We’re still not buying U.S. stocks, Societe Generale said, adding that upside for the S&P 500 is limited, with a growth and inflation rebound already priced in.
“Rising rates, political uncertainties (trades and mid-term elections in November) and a lack of supportive new catalysts (earnings momentum to run out of steam, share buybacks limited by leverage) should weigh on U.S. equities,” Societe Generale said in a note last week. “The expectation of an end of the U.S. economic cycle (in mid-2019/2020) should start to be priced in by end-2018.”
In a note titled “Don’t follow the herd,” the investment bank said it was sticking with its year-end S&P 500 target of 2500, which it called “clearly out of consensus,” with the Bloomberg median target at 2975. The bank’s second-quarter target for the index was 2700 and it tipped the index to stay in a 2500-2800 range for the rest of the year.
The S&P 500 index was up 0.47 percent at 2747.39 at 9:56 P.M. SGT on Monday.

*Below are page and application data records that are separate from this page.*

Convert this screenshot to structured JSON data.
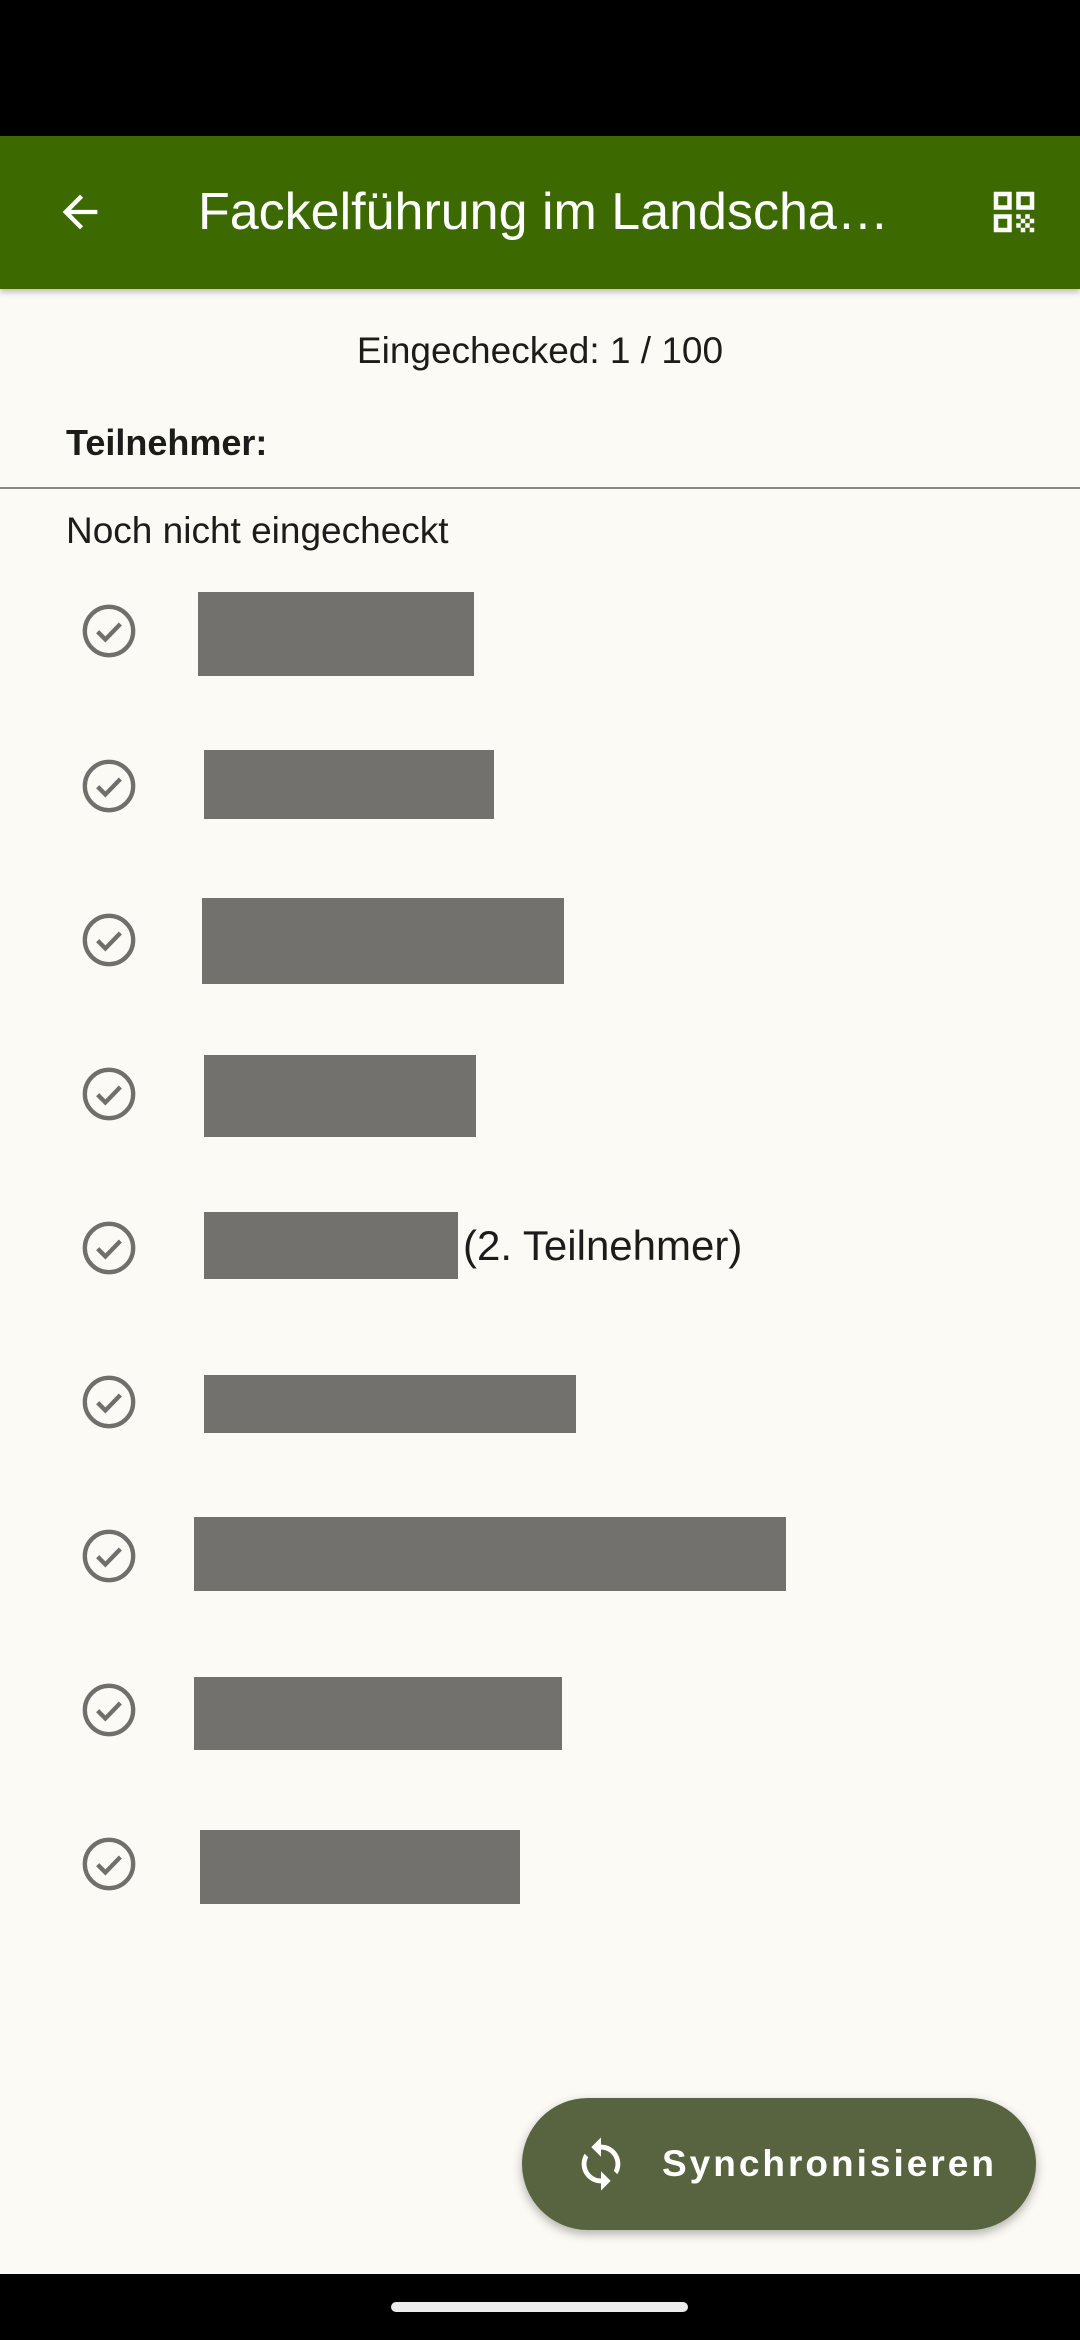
{
  "app_bar": {
    "title": "Fackelführung im Landschaftspark",
    "back_icon": "arrow-back-icon",
    "qr_icon": "qr-code-icon",
    "color": "#3d6a00"
  },
  "counter_text": "Eingechecked: 1 / 100",
  "section_label": "Teilnehmer:",
  "group_label": "Noch nicht eingecheckt",
  "participants": [
    {
      "name_redacted": true,
      "suffix": ""
    },
    {
      "name_redacted": true,
      "suffix": ""
    },
    {
      "name_redacted": true,
      "suffix": ""
    },
    {
      "name_redacted": true,
      "suffix": ""
    },
    {
      "name_redacted": true,
      "suffix": "(2. Teilnehmer)"
    },
    {
      "name_redacted": true,
      "suffix": ""
    },
    {
      "name_redacted": true,
      "suffix": ""
    },
    {
      "name_redacted": true,
      "suffix": ""
    },
    {
      "name_redacted": true,
      "suffix": ""
    }
  ],
  "check_icon": "check-circle-outline-icon",
  "fab": {
    "label": "Synchronisieren",
    "icon": "sync-icon",
    "color": "#57643f"
  }
}
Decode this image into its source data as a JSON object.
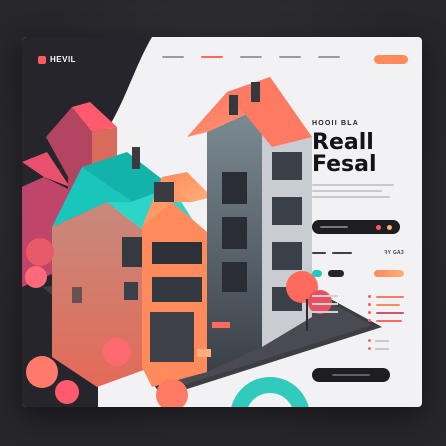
{
  "brand": {
    "name": "HEVIL"
  },
  "hero": {
    "eyebrow": "HOOII BLA",
    "headline_line1": "Reall",
    "headline_line2": "Fesal"
  },
  "nav": {
    "items": [
      "",
      "",
      "",
      "",
      ""
    ]
  },
  "stats": {
    "value": "ꟻY  GA3"
  },
  "colors": {
    "accent": "#ff5a5f",
    "accent_orange": "#ff8a5c",
    "teal": "#1fc9c0",
    "dark": "#1d1d22"
  }
}
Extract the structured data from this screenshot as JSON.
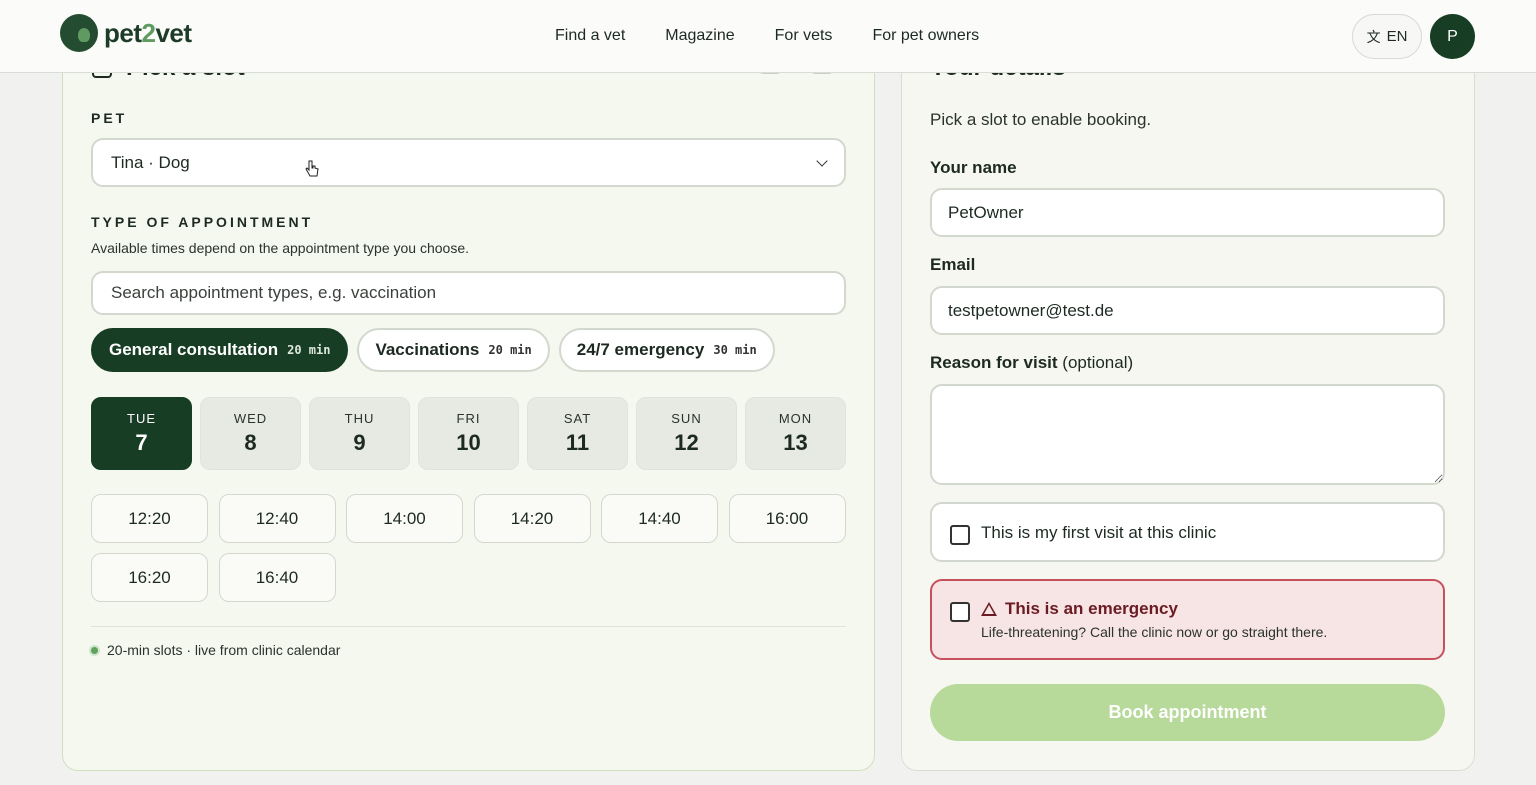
{
  "header": {
    "brand_prefix": "pet",
    "brand_two": "2",
    "brand_suffix": "vet",
    "nav": [
      "Find a vet",
      "Magazine",
      "For vets",
      "For pet owners"
    ],
    "language": "EN",
    "avatar_initial": "P"
  },
  "left_card": {
    "heading": "Pick a slot",
    "pet_label": "PET",
    "pet_value": "Tina · Dog",
    "appointment_label": "TYPE OF APPOINTMENT",
    "appointment_hint": "Available times depend on the appointment type you choose.",
    "search_placeholder": "Search appointment types, e.g. vaccination",
    "types": [
      {
        "label": "General consultation",
        "duration": "20 min",
        "active": true
      },
      {
        "label": "Vaccinations",
        "duration": "20 min",
        "active": false
      },
      {
        "label": "24/7 emergency",
        "duration": "30 min",
        "active": false
      }
    ],
    "days": [
      {
        "dow": "TUE",
        "num": "7",
        "active": true
      },
      {
        "dow": "WED",
        "num": "8",
        "active": false
      },
      {
        "dow": "THU",
        "num": "9",
        "active": false
      },
      {
        "dow": "FRI",
        "num": "10",
        "active": false
      },
      {
        "dow": "SAT",
        "num": "11",
        "active": false
      },
      {
        "dow": "SUN",
        "num": "12",
        "active": false
      },
      {
        "dow": "MON",
        "num": "13",
        "active": false
      }
    ],
    "slots": [
      "12:20",
      "12:40",
      "14:00",
      "14:20",
      "14:40",
      "16:00",
      "16:20",
      "16:40"
    ],
    "status": "20-min slots · live from clinic calendar"
  },
  "right_card": {
    "heading": "Your details",
    "hint": "Pick a slot to enable booking.",
    "name_label": "Your name",
    "name_value": "PetOwner",
    "email_label": "Email",
    "email_value": "testpetowner@test.de",
    "reason_label": "Reason for visit",
    "reason_optional": "(optional)",
    "first_visit": "This is my first visit at this clinic",
    "emergency_title": "This is an emergency",
    "emergency_text": "Life-threatening? Call the clinic now or go straight there.",
    "book_button": "Book appointment"
  },
  "colors": {
    "brand_dark": "#173d24",
    "brand_light": "#5f9b61",
    "book_disabled": "#b7d99a",
    "emergency_border": "#c7505d",
    "emergency_bg": "#f7e4e4"
  }
}
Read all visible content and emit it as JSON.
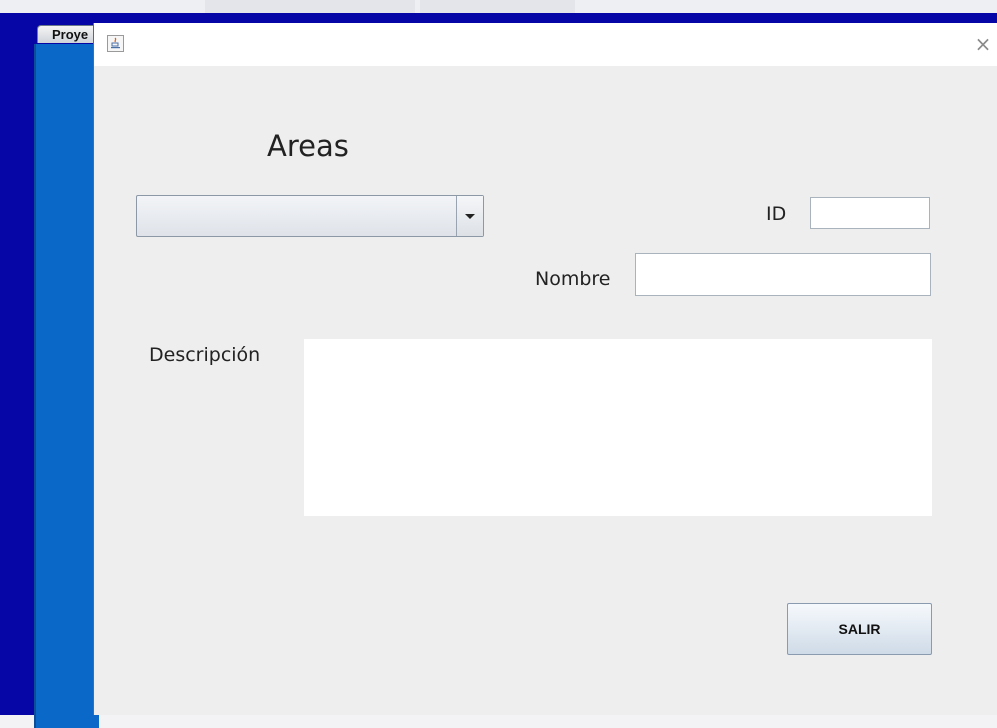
{
  "parent_window": {
    "tab_label": "Proye"
  },
  "dialog": {
    "title_icon": "java-icon",
    "close_icon": "close-icon",
    "close_glyph": "×",
    "heading": "Areas",
    "areas_combo": {
      "selected": "",
      "arrow_icon": "chevron-down-icon"
    },
    "fields": {
      "id_label": "ID",
      "id_value": "",
      "nombre_label": "Nombre",
      "nombre_value": "",
      "descripcion_label": "Descripción",
      "descripcion_value": ""
    },
    "buttons": {
      "salir_label": "SALIR"
    }
  },
  "colors": {
    "parent_frame": "#0606a6",
    "parent_pane": "#0968c8",
    "dialog_bg": "#eeeeee"
  }
}
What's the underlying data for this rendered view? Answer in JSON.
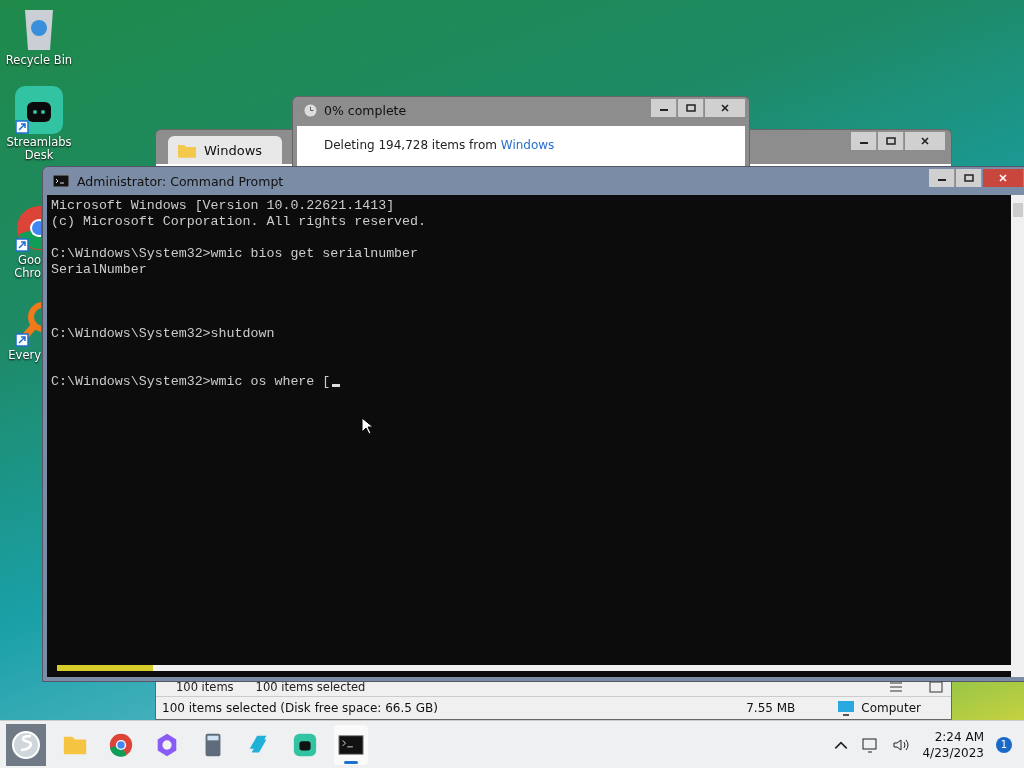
{
  "desktop_icons": [
    {
      "kind": "recycle",
      "label": "Recycle Bin",
      "shortcut": false
    },
    {
      "kind": "streamlabs",
      "label": "Streamlabs Desk",
      "shortcut": true
    },
    {
      "kind": "chrome",
      "label": "Goo Chro",
      "shortcut": true
    },
    {
      "kind": "search",
      "label": "Every",
      "shortcut": true
    }
  ],
  "explorer": {
    "tab": "Windows",
    "status_items": "100 items",
    "status_selected": "100 items selected",
    "details": "100 items selected (Disk free space: 66.5 GB)",
    "size": "7.55 MB",
    "location": "Computer"
  },
  "progress_dialog": {
    "title": "0% complete",
    "message": "Deleting 194,728 items from ",
    "link": "Windows"
  },
  "cmd": {
    "title": "Administrator: Command Prompt",
    "blocks": [
      [
        "Microsoft Windows [Version 10.0.22621.1413]",
        "(c) Microsoft Corporation. All rights reserved."
      ],
      [
        "C:\\Windows\\System32>wmic bios get serialnumber",
        "SerialNumber"
      ],
      [
        "C:\\Windows\\System32>shutdown"
      ],
      [
        "C:\\Windows\\System32>wmic os where ["
      ]
    ]
  },
  "taskbar": {
    "apps": [
      {
        "kind": "folder",
        "active": false
      },
      {
        "kind": "chrome",
        "active": false
      },
      {
        "kind": "copilot",
        "active": false
      },
      {
        "kind": "calculator",
        "active": false
      },
      {
        "kind": "app",
        "active": false
      },
      {
        "kind": "streamlabs",
        "active": false
      },
      {
        "kind": "terminal",
        "active": true
      }
    ],
    "time": "2:24 AM",
    "date": "4/23/2023",
    "notifications": "1"
  }
}
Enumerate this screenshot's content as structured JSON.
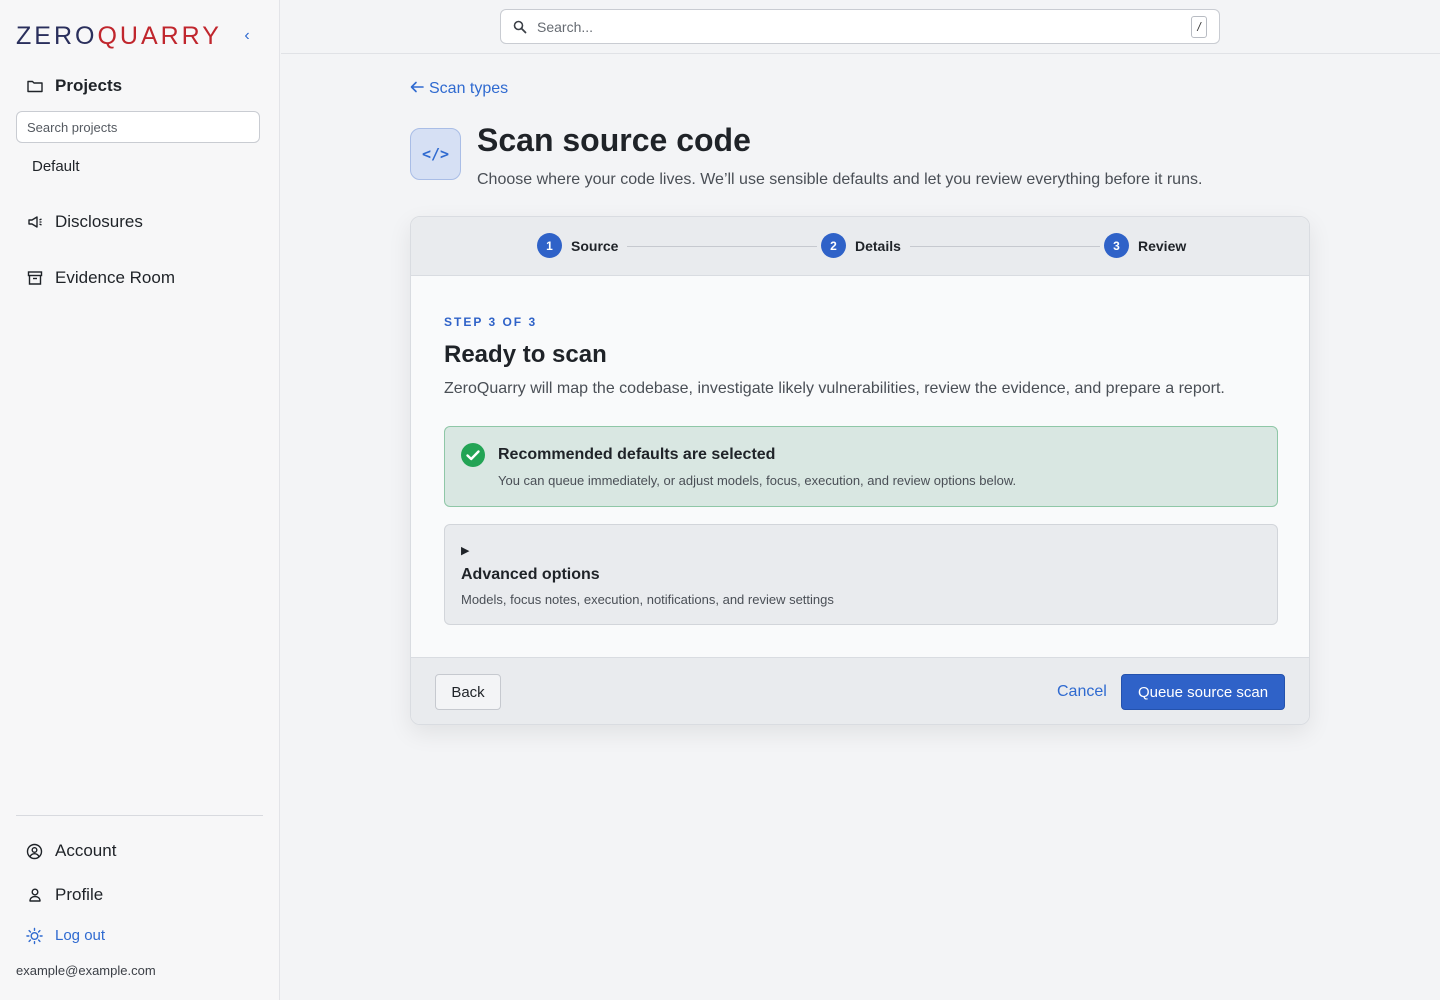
{
  "brand": {
    "name_part1": "ZERO",
    "name_part2": "QUARRY"
  },
  "sidebar": {
    "collapse_icon": "chevron-left-icon",
    "projects_label": "Projects",
    "project_search_placeholder": "Search projects",
    "projects": [
      "Default"
    ],
    "nav": [
      {
        "label": "Disclosures",
        "icon": "megaphone-icon"
      },
      {
        "label": "Evidence Room",
        "icon": "archive-icon"
      }
    ],
    "bottom": [
      {
        "label": "Account",
        "icon": "user-circle-icon"
      },
      {
        "label": "Profile",
        "icon": "user-icon"
      }
    ],
    "logout_label": "Log out",
    "user_email": "example@example.com"
  },
  "topbar": {
    "search_placeholder": "Search...",
    "shortcut_key": "/"
  },
  "main": {
    "back_link": "Scan types",
    "icon_label": "</>",
    "title": "Scan source code",
    "subtitle": "Choose where your code lives. We’ll use sensible defaults and let you review everything before it runs."
  },
  "wizard": {
    "steps": [
      {
        "num": "1",
        "label": "Source"
      },
      {
        "num": "2",
        "label": "Details"
      },
      {
        "num": "3",
        "label": "Review"
      }
    ],
    "eyebrow": "STEP 3 OF 3",
    "title": "Ready to scan",
    "description": "ZeroQuarry will map the codebase, investigate likely vulnerabilities, review the evidence, and prepare a report.",
    "notice": {
      "title": "Recommended defaults are selected",
      "body": "You can queue immediately, or adjust models, focus, execution, and review options below."
    },
    "advanced": {
      "caret": "▶",
      "title": "Advanced options",
      "body": "Models, focus notes, execution, notifications, and review settings"
    },
    "footer": {
      "back_label": "Back",
      "cancel_label": "Cancel",
      "queue_label": "Queue source scan"
    }
  },
  "colors": {
    "accent": "#2f62c8",
    "link": "#2f6ad0",
    "success": "#23a455",
    "brand_red": "#c0262d",
    "brand_navy": "#2a2f5c"
  }
}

The bank noted that U.S. companies have “strongly releveraged” their balance sheets, with gearing ratios now well above the previous equity market peak in 2007, just before the Global Financial Crisis.
“This has been a major driver of the wave of share buybacks. With rates on the rise and gearing ratios already high, we expect the share buyback cycle to slow in the coming years,” it said. “Don’t be fooled by the high quantity of share buybacks in 2018 ($270 billion year to date already), as this year has been fueled by tax reforms (including cash repatriation incentives).”